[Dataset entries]
━━━━━━
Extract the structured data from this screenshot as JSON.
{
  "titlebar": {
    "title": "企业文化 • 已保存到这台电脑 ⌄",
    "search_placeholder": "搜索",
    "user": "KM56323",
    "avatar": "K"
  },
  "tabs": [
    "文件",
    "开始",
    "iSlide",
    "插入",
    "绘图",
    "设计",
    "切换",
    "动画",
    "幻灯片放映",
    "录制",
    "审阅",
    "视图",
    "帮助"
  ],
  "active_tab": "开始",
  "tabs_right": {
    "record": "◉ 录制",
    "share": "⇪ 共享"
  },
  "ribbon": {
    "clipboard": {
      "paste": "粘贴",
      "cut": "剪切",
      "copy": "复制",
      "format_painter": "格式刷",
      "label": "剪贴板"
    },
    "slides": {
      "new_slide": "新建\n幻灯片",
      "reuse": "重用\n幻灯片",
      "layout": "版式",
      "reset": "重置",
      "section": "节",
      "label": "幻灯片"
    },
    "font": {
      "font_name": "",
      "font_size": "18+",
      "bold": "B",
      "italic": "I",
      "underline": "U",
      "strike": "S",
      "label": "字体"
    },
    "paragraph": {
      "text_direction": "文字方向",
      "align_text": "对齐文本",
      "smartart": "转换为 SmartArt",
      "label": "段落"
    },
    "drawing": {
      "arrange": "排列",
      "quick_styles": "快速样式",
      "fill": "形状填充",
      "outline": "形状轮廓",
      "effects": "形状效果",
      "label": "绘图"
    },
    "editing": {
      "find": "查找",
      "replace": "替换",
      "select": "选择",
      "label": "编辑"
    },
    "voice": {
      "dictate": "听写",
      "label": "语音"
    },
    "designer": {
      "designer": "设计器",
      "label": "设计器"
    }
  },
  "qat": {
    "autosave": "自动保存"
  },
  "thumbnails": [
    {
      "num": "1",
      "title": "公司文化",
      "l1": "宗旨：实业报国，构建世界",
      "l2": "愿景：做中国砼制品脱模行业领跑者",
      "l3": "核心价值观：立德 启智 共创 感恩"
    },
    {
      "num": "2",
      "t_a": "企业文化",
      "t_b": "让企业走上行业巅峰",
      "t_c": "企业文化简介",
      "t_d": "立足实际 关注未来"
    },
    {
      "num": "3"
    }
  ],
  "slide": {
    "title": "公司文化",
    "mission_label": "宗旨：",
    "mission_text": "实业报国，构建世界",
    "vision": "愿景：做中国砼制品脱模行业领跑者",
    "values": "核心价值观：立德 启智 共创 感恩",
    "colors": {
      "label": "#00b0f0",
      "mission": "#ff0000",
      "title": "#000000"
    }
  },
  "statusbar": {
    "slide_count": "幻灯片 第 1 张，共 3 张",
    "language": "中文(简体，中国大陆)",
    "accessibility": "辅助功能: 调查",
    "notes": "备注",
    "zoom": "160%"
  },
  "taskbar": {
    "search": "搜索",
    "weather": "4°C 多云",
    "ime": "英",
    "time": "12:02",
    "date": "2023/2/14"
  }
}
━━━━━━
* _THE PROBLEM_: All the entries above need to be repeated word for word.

* _OUTPUT OF THE TASK_:
Extract the structured data from this screenshot as JSON.
{
  "titlebar": {
    "title": "企业文化 • 已保存到这台电脑 ⌄",
    "search_placeholder": "搜索",
    "user": "KM56323",
    "avatar": "K"
  },
  "tabs": [
    "文件",
    "开始",
    "iSlide",
    "插入",
    "绘图",
    "设计",
    "切换",
    "动画",
    "幻灯片放映",
    "录制",
    "审阅",
    "视图",
    "帮助"
  ],
  "active_tab": "开始",
  "tabs_right": {
    "record": "◉ 录制",
    "share": "⇪ 共享"
  },
  "ribbon": {
    "clipboard": {
      "paste": "粘贴",
      "cut": "剪切",
      "copy": "复制",
      "format_painter": "格式刷",
      "label": "剪贴板"
    },
    "slides": {
      "new_slide": "新建\n幻灯片",
      "reuse": "重用\n幻灯片",
      "layout": "版式",
      "reset": "重置",
      "section": "节",
      "label": "幻灯片"
    },
    "font": {
      "font_name": "",
      "font_size": "18+",
      "bold": "B",
      "italic": "I",
      "underline": "U",
      "strike": "S",
      "label": "字体"
    },
    "paragraph": {
      "text_direction": "文字方向",
      "align_text": "对齐文本",
      "smartart": "转换为 SmartArt",
      "label": "段落"
    },
    "drawing": {
      "arrange": "排列",
      "quick_styles": "快速样式",
      "fill": "形状填充",
      "outline": "形状轮廓",
      "effects": "形状效果",
      "label": "绘图"
    },
    "editing": {
      "find": "查找",
      "replace": "替换",
      "select": "选择",
      "label": "编辑"
    },
    "voice": {
      "dictate": "听写",
      "label": "语音"
    },
    "designer": {
      "designer": "设计器",
      "label": "设计器"
    }
  },
  "qat": {
    "autosave": "自动保存"
  },
  "thumbnails": [
    {
      "num": "1",
      "title": "公司文化",
      "l1": "宗旨：实业报国，构建世界",
      "l2": "愿景：做中国砼制品脱模行业领跑者",
      "l3": "核心价值观：立德 启智 共创 感恩"
    },
    {
      "num": "2",
      "t_a": "企业文化",
      "t_b": "让企业走上行业巅峰",
      "t_c": "企业文化简介",
      "t_d": "立足实际 关注未来"
    },
    {
      "num": "3"
    }
  ],
  "slide": {
    "title": "公司文化",
    "mission_label": "宗旨：",
    "mission_text": "实业报国，构建世界",
    "vision": "愿景：做中国砼制品脱模行业领跑者",
    "values": "核心价值观：立德 启智 共创 感恩",
    "colors": {
      "label": "#00b0f0",
      "mission": "#ff0000",
      "title": "#000000"
    }
  },
  "statusbar": {
    "slide_count": "幻灯片 第 1 张，共 3 张",
    "language": "中文(简体，中国大陆)",
    "accessibility": "辅助功能: 调查",
    "notes": "备注",
    "zoom": "160%"
  },
  "taskbar": {
    "search": "搜索",
    "weather": "4°C 多云",
    "ime": "英",
    "time": "12:02",
    "date": "2023/2/14"
  }
}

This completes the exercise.